--- WHAT YOU HAVE TO DO ---
Pull out all lines from the listing below in which the word "NVIDIA" appears.

[SUPPLIED RECORDS Boundary: Start]

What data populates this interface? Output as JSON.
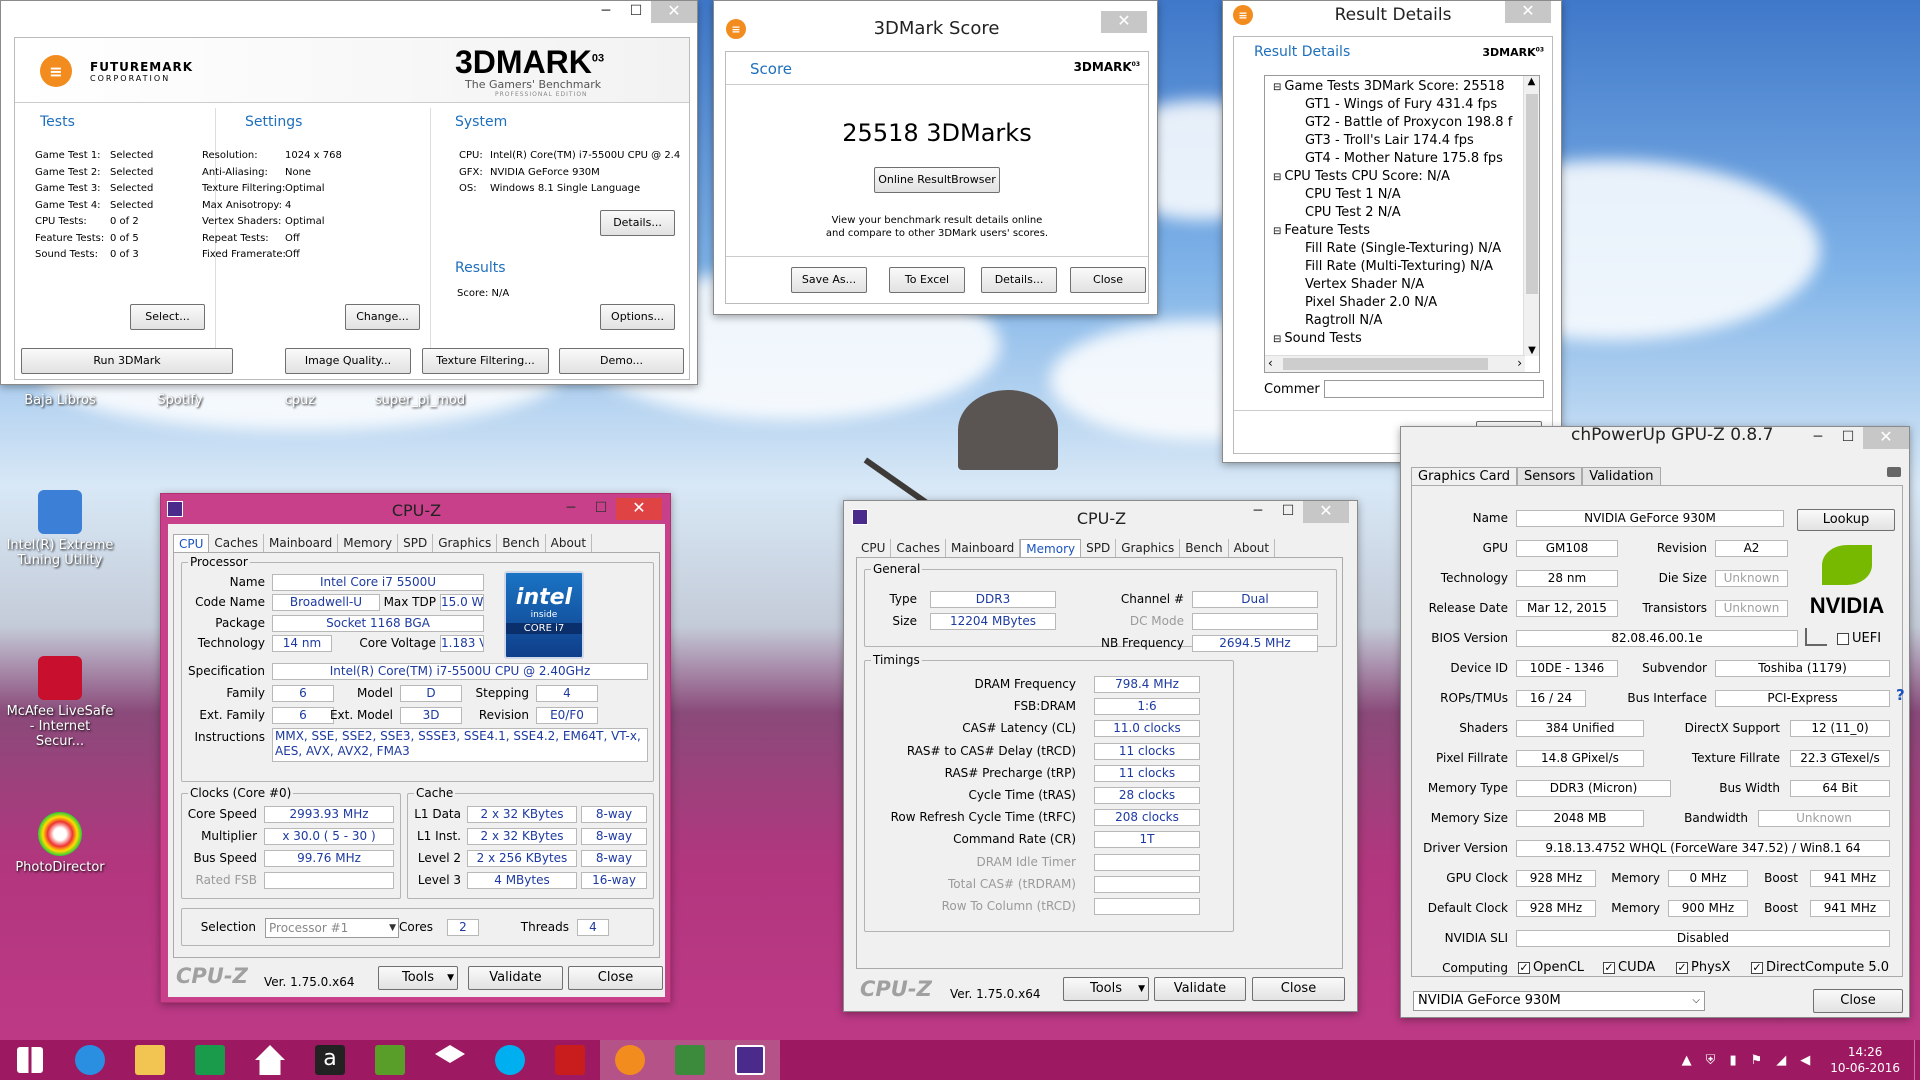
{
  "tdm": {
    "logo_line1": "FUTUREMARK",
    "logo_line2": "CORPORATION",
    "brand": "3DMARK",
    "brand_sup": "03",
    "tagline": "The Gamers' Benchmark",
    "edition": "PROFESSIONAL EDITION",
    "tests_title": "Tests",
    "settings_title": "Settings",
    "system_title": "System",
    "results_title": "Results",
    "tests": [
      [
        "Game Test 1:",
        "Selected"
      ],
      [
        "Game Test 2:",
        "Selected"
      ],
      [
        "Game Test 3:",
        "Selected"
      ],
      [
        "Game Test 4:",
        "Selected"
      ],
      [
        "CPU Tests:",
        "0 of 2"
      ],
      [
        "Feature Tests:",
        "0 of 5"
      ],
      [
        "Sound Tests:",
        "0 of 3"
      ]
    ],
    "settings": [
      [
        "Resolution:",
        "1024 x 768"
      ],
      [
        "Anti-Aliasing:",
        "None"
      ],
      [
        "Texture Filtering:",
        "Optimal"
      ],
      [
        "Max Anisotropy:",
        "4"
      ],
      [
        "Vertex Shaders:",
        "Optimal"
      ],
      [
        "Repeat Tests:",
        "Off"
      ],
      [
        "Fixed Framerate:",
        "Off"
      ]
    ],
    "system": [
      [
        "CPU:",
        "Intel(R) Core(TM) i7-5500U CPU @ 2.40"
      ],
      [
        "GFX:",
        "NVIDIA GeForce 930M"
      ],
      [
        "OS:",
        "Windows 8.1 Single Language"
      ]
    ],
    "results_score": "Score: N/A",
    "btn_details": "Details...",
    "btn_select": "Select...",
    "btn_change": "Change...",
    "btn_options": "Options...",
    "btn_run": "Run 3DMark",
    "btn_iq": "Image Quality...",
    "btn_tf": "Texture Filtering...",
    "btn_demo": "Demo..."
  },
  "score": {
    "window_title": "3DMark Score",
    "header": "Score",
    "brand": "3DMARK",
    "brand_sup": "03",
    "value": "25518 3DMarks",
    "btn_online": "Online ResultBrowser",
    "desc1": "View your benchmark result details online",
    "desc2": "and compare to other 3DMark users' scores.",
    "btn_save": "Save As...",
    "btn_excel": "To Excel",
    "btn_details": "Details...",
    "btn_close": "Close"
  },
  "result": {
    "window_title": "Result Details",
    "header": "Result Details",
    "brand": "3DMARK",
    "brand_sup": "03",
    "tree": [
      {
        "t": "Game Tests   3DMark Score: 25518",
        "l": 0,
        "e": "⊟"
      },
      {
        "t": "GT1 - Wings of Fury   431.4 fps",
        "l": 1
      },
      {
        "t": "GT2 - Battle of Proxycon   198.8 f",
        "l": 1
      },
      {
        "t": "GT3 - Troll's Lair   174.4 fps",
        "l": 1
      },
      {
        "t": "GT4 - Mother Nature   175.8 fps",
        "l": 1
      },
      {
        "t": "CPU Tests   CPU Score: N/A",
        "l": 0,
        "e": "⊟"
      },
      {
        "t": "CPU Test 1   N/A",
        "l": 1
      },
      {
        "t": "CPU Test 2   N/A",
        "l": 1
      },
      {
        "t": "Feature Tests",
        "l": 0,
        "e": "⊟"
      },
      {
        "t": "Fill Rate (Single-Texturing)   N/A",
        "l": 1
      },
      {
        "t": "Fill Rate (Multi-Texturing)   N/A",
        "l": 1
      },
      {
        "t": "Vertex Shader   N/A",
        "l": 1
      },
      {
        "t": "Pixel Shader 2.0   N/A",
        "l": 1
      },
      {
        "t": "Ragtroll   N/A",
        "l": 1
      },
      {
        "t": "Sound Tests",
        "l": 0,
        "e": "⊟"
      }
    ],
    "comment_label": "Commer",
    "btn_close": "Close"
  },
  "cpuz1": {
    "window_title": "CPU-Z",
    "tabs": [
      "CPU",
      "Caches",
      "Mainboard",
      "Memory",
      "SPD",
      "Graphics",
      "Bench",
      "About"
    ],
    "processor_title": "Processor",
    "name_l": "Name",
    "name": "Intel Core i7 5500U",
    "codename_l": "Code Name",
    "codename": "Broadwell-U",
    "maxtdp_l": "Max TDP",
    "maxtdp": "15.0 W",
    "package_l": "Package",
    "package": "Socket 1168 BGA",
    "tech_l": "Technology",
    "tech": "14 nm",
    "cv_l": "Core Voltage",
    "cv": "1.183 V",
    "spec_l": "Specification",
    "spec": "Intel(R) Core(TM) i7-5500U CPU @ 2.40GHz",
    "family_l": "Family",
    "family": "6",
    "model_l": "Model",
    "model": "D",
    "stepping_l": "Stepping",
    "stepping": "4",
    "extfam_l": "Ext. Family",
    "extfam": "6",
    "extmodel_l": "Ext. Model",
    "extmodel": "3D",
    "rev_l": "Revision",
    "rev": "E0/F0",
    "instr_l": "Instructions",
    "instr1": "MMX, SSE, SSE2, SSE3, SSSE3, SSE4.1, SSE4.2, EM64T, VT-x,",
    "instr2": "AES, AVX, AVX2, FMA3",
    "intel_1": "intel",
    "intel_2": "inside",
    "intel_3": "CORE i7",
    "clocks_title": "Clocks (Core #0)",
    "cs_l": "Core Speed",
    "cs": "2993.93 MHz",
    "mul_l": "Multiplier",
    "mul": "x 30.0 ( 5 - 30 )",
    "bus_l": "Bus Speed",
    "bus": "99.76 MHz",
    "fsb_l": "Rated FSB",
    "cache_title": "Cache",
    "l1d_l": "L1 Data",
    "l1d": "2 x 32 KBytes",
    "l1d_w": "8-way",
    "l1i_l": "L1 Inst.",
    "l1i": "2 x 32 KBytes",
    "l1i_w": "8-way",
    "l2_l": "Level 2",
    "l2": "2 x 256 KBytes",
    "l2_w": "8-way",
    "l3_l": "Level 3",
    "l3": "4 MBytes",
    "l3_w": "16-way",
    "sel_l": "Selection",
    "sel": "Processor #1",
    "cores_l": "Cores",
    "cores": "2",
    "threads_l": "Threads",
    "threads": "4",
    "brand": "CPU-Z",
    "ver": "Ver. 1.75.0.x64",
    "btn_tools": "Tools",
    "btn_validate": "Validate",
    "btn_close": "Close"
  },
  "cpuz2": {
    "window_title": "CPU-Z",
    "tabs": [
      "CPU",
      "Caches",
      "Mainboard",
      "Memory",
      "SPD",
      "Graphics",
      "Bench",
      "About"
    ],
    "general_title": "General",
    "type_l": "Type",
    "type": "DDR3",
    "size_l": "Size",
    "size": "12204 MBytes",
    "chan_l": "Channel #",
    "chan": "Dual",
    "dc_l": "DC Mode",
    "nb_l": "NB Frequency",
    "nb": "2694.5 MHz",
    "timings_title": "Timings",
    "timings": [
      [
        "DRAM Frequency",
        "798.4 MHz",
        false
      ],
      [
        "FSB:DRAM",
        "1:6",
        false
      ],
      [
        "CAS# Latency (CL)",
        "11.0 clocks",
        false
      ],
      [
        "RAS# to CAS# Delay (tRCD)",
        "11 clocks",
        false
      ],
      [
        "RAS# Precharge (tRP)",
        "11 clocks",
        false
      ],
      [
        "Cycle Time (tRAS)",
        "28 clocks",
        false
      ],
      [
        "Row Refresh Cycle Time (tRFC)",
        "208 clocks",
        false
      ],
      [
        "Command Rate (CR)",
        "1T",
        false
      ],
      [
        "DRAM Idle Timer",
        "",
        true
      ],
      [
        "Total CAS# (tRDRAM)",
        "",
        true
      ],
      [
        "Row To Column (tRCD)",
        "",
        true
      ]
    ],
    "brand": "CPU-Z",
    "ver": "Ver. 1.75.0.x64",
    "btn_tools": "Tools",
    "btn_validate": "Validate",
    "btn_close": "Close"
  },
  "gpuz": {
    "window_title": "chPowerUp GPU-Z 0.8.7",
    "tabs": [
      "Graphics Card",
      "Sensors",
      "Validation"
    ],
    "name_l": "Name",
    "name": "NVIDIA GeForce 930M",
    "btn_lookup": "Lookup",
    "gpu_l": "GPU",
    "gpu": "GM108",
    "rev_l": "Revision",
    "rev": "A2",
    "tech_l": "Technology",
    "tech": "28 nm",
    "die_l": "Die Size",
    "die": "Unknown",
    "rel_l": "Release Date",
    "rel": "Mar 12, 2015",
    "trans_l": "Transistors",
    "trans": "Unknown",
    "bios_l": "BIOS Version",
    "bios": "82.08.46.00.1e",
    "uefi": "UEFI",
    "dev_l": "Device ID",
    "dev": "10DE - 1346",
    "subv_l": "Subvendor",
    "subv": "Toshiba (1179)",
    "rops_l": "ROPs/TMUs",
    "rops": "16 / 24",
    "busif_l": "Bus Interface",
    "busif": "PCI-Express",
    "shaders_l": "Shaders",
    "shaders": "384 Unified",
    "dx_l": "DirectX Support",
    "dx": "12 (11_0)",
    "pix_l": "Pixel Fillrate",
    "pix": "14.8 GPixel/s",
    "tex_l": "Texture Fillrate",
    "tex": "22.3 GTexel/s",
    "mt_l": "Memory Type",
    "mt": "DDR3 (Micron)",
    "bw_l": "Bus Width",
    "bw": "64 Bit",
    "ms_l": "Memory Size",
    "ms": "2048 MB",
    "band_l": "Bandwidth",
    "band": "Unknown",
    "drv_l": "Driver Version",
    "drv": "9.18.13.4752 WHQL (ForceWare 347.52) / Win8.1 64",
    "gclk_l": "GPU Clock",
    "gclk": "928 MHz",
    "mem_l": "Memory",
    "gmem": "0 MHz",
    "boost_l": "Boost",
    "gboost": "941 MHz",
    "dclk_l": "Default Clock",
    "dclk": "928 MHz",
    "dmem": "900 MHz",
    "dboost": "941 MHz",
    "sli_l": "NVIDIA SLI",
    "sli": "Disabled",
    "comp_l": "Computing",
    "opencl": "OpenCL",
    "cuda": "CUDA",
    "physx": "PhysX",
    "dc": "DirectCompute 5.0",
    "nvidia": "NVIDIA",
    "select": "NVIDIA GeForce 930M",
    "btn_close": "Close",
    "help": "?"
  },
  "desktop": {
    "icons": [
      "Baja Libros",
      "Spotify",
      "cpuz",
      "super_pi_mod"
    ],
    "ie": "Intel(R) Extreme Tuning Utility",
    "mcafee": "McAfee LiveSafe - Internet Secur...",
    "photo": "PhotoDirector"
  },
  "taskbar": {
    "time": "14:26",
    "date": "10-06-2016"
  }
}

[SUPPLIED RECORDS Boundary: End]
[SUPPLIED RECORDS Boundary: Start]

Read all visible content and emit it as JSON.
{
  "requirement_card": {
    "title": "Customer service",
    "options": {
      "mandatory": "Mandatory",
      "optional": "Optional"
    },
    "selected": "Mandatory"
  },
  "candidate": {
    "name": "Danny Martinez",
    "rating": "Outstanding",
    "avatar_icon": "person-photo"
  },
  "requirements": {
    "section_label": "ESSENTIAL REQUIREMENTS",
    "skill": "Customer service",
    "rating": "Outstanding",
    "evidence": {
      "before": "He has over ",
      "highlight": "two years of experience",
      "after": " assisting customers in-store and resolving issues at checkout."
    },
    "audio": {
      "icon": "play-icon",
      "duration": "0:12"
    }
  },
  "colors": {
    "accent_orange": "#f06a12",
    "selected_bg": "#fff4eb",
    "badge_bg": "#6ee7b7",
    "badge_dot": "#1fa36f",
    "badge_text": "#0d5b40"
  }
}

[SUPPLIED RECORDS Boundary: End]

--- WRITTEN REPLY ---
        "NVIDIA GeForce 930M"
    "name": "NVIDIA GeForce 930M",
    "sli_l": "NVIDIA SLI",
    "nvidia": "NVIDIA",
    "select": "NVIDIA GeForce 930M",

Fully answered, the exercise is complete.